Maid: Hard Work, Low Pay, and a Mother’s Will to Survive by Stephanie Land – There’s been chatter about this book, pitched as Evicted meets Nickel and Dimed, since last summer when it was chosen as one of Book Expo’s Editor’s Buzz titles. In it, Stephanie Land writes about working as a housekeeper while going to college and writing at night, trying to build a better life for her daughter. It’s a book about what it’s like to be a member of the working poor, and what Land saw in “the underbelly of upper-middle class America.”

Further Reading: Land published an essay adapted from the book in the New York Times about one of her clients, an elderly woman dying of cancer. This Q&A with Bookselling This Week was also a good, especially if you’re interested in some behind the scenes about how a book is published.

The Heartbeat of Wounded Knee: Native America from 1890 to the Present by David Treuer – Most histories of Native Americans tend to stop around 1890 with the massacre at Wounded Knee, assuming that Native culture and civilization also ended. In this book David Treuer, an Ojibwe tribe member and anthropologist, shares a different narrative about how these cultures survived because of struggles “to preserve their language, their traditions, their families, and their very existence.”

Further Listening: In October, Treuer was interviewed by On the Media where he discussed “the overlooked American Indian Movement that informed the viral 2016 protest at Standing Rock, and the means by which Indians have been fighting for social and political change for centuries.”

Inheritance: A Memoir of Genealogy, Paternity, and Love by Dani Shapiro – In 2016, author Dani Shapiro submitted her DNA for genetic testing on a genealogy website. When the results came back, Shapiro learned that her father was not actually her biological father. Since both her parents were already dead, Shapiro was left to investigate this family secret on her own in this “gripping genetic detective story” and “meditation on the meaning of parenthood and family.”

Further Reading: Dani Shapiro’s By the Book interview is a good read. Her recommendation of a book for the president to read made me laugh out loud (and then sigh because, well…).

Bookish Deals in Biographies and Memoirs

Since this week was a little lighter on new releases, I’ll close out this email with a few awesome ebook deals so you can lighten your wallet without adding more to your actual bookshelves (I feel like Marie Kondo would approve?):

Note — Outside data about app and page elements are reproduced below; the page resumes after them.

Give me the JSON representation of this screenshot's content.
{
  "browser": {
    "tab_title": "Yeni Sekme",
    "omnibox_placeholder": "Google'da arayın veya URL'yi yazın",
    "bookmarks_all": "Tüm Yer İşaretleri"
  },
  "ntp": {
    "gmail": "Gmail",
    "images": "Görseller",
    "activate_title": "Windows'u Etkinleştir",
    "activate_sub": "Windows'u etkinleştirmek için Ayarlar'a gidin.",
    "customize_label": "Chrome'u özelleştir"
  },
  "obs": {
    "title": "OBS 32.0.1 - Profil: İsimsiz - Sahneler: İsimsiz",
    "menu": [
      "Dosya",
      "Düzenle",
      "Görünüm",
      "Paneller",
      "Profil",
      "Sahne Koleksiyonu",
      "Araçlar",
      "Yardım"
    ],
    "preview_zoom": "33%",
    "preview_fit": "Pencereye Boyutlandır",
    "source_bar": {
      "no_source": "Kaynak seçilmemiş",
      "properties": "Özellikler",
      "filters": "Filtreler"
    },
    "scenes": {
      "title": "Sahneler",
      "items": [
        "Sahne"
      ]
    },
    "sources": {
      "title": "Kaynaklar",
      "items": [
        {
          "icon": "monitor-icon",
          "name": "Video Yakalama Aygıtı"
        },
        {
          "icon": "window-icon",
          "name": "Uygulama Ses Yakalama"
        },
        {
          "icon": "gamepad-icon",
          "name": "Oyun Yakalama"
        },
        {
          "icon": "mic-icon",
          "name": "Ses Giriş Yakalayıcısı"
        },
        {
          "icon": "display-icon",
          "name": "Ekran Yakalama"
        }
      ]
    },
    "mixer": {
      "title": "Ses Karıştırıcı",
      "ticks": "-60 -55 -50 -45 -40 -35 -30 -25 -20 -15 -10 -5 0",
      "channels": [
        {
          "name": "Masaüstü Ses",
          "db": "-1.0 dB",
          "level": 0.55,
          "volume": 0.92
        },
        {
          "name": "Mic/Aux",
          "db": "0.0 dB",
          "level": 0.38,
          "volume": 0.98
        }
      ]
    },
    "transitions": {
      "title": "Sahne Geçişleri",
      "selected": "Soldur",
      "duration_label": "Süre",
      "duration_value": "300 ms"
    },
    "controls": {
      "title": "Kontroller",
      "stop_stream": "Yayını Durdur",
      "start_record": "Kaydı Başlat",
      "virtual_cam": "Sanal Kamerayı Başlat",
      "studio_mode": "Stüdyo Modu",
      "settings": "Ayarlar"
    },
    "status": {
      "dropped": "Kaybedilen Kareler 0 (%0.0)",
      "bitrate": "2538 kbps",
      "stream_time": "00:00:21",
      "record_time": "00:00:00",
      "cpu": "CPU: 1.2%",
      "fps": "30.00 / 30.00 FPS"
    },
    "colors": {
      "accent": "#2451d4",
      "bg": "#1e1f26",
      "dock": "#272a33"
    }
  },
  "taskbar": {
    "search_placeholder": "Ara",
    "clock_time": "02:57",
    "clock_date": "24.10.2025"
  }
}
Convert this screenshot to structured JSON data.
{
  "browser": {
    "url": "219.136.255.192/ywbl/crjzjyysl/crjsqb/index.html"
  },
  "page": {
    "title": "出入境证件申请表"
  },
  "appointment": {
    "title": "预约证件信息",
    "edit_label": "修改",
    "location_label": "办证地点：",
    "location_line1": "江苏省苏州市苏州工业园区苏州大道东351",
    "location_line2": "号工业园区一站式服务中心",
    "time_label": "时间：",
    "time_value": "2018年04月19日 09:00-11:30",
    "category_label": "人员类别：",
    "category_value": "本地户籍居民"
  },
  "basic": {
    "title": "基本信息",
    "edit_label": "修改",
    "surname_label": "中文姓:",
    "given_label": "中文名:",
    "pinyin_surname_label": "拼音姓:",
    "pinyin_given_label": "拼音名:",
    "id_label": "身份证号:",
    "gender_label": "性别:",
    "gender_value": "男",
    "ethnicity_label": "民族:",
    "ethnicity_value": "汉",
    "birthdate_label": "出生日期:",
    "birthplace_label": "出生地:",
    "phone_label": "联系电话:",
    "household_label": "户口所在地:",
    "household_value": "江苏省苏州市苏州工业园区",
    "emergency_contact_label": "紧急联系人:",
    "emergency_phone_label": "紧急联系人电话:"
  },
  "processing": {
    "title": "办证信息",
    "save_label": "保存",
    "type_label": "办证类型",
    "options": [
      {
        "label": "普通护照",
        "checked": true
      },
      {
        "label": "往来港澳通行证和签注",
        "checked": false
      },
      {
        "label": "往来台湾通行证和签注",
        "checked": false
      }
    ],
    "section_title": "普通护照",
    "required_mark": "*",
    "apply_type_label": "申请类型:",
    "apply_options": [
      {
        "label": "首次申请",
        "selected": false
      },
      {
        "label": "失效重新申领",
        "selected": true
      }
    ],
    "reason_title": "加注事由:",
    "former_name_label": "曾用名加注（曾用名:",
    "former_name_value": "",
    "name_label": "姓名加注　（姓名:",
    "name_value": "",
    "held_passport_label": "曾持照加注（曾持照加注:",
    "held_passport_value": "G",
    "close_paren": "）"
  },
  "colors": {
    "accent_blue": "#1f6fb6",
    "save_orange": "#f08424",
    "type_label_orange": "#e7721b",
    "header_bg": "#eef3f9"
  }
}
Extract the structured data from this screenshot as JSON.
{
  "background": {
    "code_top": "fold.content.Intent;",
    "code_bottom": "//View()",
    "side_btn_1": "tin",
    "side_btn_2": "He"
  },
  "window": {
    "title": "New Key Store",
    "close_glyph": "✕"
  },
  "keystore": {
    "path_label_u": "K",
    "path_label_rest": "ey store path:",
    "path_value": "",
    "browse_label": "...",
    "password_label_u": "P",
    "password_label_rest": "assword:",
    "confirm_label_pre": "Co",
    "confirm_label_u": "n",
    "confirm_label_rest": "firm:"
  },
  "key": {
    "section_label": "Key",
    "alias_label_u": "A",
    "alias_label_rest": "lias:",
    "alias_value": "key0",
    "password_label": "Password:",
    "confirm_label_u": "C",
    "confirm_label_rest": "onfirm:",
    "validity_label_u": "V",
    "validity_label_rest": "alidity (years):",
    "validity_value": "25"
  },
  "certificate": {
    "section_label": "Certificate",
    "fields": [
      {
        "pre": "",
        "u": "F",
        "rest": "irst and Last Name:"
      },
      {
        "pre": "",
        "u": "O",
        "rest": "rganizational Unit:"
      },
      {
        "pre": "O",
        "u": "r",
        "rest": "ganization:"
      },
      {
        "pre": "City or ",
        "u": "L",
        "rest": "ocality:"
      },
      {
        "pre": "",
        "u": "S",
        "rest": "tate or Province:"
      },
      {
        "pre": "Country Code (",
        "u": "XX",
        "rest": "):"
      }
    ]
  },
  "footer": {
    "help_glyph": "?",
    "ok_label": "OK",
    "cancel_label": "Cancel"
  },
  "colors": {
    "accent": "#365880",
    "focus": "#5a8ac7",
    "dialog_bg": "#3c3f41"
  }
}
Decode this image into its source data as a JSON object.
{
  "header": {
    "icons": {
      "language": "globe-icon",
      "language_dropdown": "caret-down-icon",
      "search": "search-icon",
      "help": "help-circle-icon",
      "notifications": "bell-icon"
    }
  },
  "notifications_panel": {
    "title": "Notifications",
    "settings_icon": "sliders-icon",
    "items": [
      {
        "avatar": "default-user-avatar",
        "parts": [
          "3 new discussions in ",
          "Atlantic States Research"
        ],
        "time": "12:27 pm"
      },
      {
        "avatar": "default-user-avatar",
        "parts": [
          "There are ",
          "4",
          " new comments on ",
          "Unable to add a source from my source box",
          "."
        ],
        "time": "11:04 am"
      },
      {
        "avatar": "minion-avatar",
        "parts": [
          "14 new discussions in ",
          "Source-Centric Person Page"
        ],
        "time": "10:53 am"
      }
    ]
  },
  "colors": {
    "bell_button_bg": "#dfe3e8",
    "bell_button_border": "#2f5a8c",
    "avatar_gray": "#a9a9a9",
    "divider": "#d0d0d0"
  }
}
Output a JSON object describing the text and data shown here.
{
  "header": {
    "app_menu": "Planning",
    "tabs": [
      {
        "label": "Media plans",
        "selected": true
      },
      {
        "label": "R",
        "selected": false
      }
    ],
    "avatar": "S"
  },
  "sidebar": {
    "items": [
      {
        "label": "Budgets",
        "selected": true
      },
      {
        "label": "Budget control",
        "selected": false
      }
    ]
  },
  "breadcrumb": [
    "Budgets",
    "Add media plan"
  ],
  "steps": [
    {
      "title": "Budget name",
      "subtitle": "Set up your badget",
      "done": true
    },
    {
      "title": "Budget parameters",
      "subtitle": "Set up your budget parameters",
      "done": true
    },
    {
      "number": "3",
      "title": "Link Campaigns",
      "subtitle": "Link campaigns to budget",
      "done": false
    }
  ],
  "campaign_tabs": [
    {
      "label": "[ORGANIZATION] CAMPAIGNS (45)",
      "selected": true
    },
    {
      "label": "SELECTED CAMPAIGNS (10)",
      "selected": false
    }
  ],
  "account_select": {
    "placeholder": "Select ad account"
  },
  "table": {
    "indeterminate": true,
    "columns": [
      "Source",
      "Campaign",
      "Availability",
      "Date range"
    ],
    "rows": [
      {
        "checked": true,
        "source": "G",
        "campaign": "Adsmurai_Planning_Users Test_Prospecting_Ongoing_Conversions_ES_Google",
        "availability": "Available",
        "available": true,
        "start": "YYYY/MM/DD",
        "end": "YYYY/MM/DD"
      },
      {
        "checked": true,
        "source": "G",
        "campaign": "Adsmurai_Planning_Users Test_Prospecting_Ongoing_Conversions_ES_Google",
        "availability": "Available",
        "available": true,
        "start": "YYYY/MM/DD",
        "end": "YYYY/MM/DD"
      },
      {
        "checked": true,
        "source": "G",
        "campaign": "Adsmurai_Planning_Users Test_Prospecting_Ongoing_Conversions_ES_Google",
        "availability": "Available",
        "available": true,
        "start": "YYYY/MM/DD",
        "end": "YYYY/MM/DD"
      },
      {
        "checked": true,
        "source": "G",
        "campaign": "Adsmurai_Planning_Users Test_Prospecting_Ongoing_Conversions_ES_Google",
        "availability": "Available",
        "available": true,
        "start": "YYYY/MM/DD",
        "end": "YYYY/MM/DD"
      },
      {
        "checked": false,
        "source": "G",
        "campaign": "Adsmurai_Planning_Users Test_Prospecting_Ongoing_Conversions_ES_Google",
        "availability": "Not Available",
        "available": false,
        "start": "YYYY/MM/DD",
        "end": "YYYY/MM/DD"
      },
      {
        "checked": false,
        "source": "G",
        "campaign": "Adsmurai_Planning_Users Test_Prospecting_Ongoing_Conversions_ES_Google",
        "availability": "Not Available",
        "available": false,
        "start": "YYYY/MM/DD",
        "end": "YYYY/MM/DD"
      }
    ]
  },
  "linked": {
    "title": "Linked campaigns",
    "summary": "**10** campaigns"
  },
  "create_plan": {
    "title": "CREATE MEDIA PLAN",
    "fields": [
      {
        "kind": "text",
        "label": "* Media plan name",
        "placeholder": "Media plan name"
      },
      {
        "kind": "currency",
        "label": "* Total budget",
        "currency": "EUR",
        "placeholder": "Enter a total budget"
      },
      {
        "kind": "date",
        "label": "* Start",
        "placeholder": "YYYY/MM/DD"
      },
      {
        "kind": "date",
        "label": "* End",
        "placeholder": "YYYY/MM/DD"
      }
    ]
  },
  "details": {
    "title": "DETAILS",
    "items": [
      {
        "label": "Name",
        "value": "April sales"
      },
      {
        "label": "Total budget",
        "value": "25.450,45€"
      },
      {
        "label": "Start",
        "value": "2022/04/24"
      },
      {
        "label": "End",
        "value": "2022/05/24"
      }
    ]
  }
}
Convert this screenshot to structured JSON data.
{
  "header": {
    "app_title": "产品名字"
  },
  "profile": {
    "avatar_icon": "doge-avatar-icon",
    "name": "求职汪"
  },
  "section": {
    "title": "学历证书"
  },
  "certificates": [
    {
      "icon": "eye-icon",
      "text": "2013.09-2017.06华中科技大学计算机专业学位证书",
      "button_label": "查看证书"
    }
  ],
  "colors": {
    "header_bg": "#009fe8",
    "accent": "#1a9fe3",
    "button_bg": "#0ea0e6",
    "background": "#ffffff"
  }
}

And that’s it for this week! You can find me on Twitter @kimthedork, on email at, and co-hosting the For Real podcast here at Book Riot. This week, Alice and I talked about some great nonfiction set in very cold places and very warm places. Happy reading! – Kim